▸ **Directions for this task**
Scan the listing for the word "true" and give the number of lines where it appears, with no other text.
--- Source data ---
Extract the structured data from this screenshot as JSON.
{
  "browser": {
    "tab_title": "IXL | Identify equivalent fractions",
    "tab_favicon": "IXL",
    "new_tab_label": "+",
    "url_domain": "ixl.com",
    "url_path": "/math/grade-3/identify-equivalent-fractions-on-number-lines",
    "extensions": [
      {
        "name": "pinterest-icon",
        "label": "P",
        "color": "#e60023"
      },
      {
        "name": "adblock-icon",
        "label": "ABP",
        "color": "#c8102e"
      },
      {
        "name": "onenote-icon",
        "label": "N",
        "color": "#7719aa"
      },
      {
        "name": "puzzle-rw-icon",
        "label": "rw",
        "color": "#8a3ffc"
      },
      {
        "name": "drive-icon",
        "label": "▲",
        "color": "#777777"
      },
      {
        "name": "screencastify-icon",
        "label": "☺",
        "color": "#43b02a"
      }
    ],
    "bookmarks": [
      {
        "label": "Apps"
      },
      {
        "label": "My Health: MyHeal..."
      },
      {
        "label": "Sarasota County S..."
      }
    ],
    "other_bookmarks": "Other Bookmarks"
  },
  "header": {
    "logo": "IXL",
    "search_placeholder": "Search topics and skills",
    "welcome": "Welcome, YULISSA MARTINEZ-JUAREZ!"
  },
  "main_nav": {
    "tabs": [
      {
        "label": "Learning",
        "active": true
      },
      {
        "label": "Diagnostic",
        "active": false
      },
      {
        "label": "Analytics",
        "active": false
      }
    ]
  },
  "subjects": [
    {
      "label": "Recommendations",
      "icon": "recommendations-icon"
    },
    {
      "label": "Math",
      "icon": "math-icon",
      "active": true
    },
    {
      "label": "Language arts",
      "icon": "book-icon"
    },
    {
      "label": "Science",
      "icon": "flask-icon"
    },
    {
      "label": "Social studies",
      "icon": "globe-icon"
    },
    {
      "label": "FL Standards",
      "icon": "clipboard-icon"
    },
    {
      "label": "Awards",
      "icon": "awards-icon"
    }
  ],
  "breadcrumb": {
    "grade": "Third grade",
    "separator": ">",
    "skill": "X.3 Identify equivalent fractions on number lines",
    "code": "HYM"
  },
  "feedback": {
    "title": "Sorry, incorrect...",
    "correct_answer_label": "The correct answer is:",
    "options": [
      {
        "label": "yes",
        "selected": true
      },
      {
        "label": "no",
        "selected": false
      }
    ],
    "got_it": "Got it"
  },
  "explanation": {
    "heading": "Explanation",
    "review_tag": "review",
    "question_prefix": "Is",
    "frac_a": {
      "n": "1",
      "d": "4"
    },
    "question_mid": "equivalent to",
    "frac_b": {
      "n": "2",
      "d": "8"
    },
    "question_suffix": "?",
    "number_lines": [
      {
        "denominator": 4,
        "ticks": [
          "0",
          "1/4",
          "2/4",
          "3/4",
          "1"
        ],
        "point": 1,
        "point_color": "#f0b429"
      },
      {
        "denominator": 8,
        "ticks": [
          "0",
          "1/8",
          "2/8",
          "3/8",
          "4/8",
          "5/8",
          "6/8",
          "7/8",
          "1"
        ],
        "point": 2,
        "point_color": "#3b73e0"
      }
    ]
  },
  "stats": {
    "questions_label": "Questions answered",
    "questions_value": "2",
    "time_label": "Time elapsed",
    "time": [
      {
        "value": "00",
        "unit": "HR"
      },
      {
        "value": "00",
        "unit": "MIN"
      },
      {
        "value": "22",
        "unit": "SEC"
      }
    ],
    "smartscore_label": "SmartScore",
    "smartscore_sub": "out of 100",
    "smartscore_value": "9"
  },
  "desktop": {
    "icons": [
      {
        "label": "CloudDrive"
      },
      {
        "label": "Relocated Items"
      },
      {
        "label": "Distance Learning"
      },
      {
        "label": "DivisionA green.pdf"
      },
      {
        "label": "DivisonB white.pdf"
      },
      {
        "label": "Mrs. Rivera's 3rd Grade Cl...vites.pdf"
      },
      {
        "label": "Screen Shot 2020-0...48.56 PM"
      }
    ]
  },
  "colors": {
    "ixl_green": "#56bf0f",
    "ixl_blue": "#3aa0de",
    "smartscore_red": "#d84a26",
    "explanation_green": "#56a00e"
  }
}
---
▸ **Answer area**
3